*** Extracted records ***
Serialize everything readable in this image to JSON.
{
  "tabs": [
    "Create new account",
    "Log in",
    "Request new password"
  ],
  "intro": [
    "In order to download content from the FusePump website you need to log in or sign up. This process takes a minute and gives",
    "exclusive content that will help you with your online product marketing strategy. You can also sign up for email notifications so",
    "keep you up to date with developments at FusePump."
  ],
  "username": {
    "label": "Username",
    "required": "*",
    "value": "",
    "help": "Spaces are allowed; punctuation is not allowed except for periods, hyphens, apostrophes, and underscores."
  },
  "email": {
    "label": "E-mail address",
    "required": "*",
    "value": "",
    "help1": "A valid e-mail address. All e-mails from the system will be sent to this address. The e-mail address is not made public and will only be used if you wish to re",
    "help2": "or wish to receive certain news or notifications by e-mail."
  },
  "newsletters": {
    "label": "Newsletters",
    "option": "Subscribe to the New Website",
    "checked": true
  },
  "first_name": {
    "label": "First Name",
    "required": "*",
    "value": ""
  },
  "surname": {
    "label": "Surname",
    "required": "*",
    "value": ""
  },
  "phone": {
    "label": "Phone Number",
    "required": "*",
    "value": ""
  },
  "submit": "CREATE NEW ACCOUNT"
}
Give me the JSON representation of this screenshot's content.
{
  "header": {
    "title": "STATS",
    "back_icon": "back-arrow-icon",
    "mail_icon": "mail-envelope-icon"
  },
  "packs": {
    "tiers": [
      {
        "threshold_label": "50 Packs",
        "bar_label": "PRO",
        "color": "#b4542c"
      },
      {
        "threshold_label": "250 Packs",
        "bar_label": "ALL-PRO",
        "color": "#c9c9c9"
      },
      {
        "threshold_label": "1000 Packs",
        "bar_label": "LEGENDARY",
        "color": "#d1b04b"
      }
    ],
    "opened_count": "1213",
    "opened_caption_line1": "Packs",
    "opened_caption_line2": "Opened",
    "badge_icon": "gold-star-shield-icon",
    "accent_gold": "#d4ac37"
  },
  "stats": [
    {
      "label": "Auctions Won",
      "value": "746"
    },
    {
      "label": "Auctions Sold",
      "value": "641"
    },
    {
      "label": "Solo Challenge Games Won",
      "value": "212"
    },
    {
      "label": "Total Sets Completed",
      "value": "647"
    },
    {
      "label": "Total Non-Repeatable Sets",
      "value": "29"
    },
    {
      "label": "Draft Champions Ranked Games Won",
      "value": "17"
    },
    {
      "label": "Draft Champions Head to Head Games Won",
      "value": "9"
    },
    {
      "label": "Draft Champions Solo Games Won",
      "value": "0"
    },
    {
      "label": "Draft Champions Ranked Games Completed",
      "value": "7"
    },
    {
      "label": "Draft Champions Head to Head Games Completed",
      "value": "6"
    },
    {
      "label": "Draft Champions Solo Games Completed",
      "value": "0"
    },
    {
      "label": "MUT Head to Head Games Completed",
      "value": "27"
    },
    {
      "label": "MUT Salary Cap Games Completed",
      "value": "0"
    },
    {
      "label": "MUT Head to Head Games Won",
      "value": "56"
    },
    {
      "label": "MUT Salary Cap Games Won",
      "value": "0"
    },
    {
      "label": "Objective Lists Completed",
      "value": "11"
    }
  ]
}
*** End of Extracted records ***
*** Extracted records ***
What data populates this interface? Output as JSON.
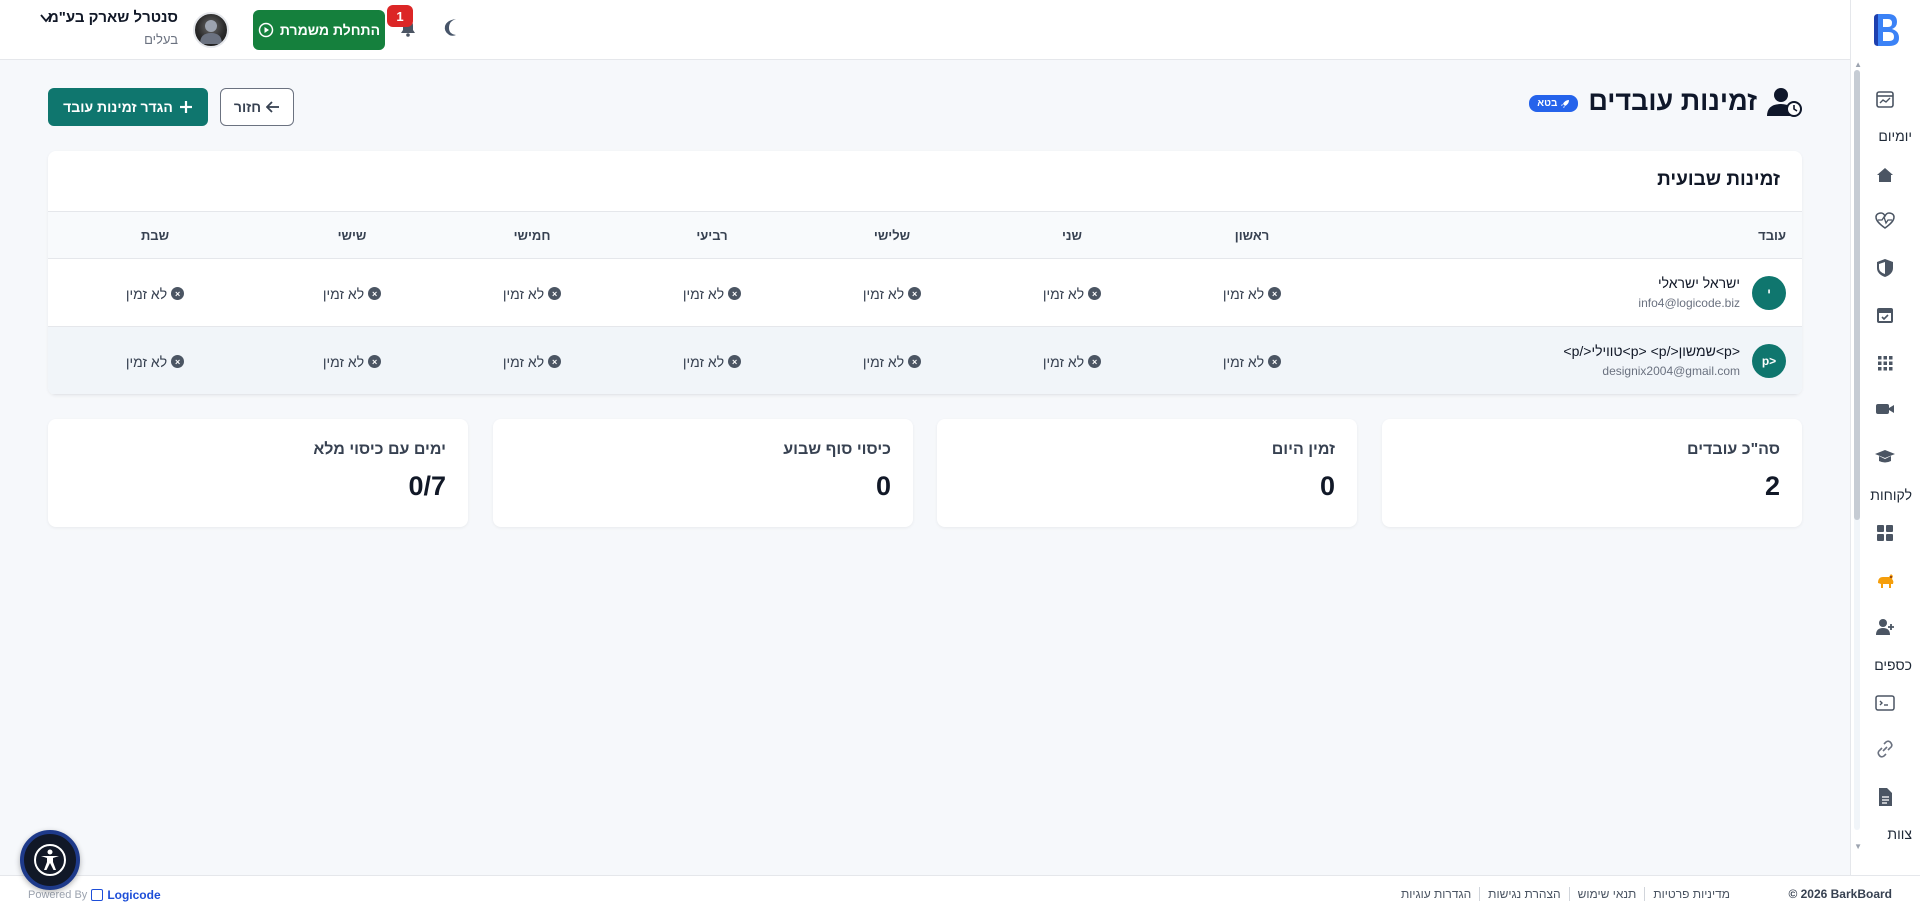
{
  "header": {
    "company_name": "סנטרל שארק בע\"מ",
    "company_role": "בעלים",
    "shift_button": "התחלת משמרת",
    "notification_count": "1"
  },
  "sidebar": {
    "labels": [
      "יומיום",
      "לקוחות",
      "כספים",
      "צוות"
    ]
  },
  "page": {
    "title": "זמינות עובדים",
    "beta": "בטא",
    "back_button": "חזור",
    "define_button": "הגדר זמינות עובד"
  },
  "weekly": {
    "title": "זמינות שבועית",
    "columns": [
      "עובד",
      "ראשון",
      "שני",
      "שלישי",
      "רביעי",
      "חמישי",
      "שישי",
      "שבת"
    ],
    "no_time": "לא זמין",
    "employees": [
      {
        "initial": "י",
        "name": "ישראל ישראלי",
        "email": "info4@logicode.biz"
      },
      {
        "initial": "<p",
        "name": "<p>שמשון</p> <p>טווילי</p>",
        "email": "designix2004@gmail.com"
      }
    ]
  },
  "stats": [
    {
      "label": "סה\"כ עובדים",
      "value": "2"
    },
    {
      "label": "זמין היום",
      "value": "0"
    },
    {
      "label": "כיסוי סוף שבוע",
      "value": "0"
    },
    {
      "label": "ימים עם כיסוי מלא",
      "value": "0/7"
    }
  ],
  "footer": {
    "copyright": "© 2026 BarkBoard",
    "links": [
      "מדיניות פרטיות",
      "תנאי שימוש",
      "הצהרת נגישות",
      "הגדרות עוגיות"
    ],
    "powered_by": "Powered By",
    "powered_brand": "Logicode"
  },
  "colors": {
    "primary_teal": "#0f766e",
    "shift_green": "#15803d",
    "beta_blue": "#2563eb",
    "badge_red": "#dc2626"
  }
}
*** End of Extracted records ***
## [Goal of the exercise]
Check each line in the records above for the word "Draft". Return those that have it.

## [Exercise answer]
      "label": "Draft Champions Ranked Games Won",
      "label": "Draft Champions Head to Head Games Won",
      "label": "Draft Champions Solo Games Won",
      "label": "Draft Champions Ranked Games Completed",
      "label": "Draft Champions Head to Head Games Completed",
      "label": "Draft Champions Solo Games Completed",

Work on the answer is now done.